Study: Children who drank whole milk had lower risk of being overweight or obese
A systematic review and meta-analysis led by St. Michael's Hospital of Unity Health Toronto found children who drank whole milk had 40 per cent lower odds of being overweight or obese compared with children who consumed reduced-fat milk.
The research, published in The American Journal of Clinical Nutrition, analyzed 28 studies from seven countries that explored the relationship between children drinking cow's milk and the risk of being overweight or obese. None of the studies—which involved a total almost 21,000 children between the ages of one and 18 years old—showed that kids who drank reduced-fat milk had a lower risk of being overweight or obese. Eighteen of the 28 studies suggested children who drank whole milk were less likely to be overweight or obese.

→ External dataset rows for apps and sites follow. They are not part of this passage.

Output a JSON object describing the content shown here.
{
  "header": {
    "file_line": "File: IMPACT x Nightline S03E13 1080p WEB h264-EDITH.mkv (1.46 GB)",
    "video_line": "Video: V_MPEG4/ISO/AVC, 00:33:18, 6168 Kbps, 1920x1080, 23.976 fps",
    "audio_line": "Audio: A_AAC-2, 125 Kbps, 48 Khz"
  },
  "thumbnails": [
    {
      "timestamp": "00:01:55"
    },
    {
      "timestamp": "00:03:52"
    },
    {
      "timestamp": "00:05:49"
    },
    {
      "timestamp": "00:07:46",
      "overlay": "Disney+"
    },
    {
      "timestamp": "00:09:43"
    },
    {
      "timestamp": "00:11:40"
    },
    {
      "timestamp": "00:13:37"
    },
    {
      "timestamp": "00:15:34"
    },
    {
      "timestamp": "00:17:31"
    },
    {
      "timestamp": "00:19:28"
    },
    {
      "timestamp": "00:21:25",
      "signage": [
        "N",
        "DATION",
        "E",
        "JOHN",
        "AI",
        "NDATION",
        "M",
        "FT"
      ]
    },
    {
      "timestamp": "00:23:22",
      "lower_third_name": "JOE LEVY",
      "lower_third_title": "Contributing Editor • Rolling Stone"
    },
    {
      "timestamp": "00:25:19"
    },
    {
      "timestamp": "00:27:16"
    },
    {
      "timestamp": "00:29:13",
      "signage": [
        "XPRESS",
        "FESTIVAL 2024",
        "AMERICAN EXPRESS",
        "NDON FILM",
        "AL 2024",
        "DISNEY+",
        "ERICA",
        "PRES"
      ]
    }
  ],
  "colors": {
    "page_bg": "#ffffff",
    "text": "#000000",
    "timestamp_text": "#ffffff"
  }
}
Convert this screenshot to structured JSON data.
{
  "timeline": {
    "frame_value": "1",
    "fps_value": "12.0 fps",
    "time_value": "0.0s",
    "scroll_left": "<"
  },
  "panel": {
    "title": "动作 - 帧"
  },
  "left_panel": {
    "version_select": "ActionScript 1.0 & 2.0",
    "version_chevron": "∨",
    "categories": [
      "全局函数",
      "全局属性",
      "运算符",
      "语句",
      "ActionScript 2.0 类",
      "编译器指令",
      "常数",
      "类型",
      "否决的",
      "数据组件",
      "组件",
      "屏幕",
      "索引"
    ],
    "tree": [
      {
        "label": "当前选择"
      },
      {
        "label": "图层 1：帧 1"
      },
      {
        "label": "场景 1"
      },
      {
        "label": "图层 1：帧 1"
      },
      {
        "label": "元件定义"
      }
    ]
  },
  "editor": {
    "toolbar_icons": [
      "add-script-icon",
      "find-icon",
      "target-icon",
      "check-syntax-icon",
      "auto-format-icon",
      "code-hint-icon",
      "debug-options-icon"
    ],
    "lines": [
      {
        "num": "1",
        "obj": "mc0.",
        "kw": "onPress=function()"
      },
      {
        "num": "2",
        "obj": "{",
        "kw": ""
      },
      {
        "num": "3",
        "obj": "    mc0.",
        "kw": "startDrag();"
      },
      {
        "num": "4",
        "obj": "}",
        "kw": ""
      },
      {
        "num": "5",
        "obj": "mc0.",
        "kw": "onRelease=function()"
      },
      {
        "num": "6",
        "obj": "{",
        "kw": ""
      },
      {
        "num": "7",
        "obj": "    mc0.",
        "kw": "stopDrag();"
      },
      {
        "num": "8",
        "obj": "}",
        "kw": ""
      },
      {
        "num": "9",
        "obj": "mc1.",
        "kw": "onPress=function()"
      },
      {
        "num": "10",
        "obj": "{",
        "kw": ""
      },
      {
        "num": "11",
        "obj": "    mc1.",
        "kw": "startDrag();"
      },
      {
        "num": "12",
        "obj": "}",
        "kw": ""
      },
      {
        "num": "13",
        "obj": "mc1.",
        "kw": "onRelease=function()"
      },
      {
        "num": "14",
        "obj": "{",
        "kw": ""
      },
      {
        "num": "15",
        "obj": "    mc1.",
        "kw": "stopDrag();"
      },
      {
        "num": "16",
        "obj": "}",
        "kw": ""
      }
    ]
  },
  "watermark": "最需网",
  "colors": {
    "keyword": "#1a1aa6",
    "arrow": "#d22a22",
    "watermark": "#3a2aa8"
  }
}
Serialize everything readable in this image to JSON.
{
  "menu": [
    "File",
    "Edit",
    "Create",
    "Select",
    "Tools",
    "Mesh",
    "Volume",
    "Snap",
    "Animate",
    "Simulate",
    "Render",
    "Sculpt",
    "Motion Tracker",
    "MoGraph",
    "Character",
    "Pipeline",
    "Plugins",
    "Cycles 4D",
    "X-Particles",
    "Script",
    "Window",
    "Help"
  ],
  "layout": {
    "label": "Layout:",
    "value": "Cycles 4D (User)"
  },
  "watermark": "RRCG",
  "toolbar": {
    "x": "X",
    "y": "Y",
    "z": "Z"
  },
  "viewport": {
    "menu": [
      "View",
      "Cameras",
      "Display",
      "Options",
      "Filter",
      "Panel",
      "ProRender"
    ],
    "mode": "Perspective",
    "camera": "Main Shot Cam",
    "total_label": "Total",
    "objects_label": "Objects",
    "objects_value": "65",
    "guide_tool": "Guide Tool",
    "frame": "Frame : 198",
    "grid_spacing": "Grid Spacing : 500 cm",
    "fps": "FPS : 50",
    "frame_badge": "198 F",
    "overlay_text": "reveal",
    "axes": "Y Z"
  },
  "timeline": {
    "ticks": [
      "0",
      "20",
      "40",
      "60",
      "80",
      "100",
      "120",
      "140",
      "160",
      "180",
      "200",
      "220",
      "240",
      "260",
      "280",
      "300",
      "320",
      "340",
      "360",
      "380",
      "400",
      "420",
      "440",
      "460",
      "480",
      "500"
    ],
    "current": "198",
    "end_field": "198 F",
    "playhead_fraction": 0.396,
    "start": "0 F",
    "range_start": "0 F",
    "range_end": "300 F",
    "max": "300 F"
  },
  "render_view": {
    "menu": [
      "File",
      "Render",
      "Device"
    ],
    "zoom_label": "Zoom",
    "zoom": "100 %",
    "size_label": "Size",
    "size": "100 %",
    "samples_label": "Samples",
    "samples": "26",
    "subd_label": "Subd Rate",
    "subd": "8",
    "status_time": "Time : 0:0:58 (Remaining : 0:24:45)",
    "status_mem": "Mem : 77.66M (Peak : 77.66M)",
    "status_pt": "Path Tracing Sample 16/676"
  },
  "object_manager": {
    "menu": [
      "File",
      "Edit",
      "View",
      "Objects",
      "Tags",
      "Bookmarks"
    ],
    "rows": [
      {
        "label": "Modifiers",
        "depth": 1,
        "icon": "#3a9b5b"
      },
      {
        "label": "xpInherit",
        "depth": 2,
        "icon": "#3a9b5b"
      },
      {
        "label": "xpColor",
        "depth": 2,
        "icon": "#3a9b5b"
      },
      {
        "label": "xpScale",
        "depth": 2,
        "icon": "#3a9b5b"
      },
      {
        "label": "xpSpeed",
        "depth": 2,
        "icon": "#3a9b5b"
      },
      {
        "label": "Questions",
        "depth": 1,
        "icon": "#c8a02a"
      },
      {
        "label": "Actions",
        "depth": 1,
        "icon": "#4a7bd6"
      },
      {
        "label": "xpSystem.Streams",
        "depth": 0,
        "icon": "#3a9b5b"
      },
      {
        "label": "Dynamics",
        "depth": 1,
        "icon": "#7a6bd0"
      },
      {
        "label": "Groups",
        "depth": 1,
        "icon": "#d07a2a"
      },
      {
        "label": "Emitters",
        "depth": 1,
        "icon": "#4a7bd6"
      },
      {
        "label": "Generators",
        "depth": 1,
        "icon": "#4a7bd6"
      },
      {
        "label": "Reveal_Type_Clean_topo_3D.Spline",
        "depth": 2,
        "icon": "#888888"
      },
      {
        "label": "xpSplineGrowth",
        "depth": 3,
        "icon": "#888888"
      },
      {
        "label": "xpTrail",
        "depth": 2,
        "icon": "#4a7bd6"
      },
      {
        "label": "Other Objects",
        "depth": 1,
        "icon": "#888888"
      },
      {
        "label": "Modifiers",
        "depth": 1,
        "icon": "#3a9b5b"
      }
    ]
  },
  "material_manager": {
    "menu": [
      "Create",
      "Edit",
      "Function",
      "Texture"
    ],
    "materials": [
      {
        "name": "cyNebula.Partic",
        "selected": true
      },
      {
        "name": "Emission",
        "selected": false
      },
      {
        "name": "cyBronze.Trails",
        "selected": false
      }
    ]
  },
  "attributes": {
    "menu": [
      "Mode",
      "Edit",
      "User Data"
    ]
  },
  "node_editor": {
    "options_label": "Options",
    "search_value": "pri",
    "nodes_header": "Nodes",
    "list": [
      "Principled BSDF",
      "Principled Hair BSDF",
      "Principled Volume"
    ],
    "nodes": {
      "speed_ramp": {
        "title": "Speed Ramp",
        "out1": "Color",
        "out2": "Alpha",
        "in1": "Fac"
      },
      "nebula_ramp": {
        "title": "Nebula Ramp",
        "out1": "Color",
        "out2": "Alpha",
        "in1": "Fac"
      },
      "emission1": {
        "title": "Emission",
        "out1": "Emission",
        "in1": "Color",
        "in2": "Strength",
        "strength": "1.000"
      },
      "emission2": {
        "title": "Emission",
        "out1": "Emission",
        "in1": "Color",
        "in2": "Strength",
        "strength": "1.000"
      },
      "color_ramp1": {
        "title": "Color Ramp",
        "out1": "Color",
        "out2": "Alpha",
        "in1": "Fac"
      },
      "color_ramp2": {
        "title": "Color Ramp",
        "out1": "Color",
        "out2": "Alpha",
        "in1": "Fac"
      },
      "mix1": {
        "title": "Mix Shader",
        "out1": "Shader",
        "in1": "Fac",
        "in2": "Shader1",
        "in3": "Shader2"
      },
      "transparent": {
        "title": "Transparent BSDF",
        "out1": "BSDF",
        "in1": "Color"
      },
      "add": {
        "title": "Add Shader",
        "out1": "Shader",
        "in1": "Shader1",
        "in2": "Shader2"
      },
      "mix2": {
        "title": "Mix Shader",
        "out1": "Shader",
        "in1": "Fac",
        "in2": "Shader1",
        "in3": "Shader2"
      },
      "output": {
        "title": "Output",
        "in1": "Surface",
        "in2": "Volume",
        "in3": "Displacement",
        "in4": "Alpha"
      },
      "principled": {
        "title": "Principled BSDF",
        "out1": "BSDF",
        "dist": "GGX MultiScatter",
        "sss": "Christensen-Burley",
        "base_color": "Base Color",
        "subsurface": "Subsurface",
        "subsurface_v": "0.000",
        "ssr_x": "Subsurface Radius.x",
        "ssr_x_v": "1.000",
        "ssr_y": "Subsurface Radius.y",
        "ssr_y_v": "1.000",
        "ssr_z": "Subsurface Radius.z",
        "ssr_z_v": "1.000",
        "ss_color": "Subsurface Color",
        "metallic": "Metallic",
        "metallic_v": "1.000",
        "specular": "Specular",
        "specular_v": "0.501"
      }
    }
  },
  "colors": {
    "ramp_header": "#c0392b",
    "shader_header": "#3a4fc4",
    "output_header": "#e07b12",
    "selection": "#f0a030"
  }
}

The findings challenge Canadian and international guidelines that recommend children consume reduced-fat cow milk instead of whole milk starting at age two to reduce the risk of obesity.
"The majority of children in Canada and the United States consume cow's milk on a daily basis and it is a major contributor of dietary fat for many children," said Dr. Jonathon Maguire, lead author of the review and a pediatrician at St. Michael's Hospital.
"In our review, children following the current recommendation of switching to reduced-fat milk at age two were not leaner than those consuming whole milk."
Dr. Maguire, who is also a scientist at the MAP Centre for Urban Health Solutions, next hopes to establish the cause and effect of whole milk and lower risk of obesity in a randomized controlled trial.
"All of the studies we examined were observational studies, meaning that we cannot be sure if whole milk caused the lower risk of overweight or obesity. Whole milk may have been related to other factors which lowered the risk of overweight or obesity," Dr. Maguire said.
"A randomized controlled trial would help to establish cause and effect but none were found in the literature."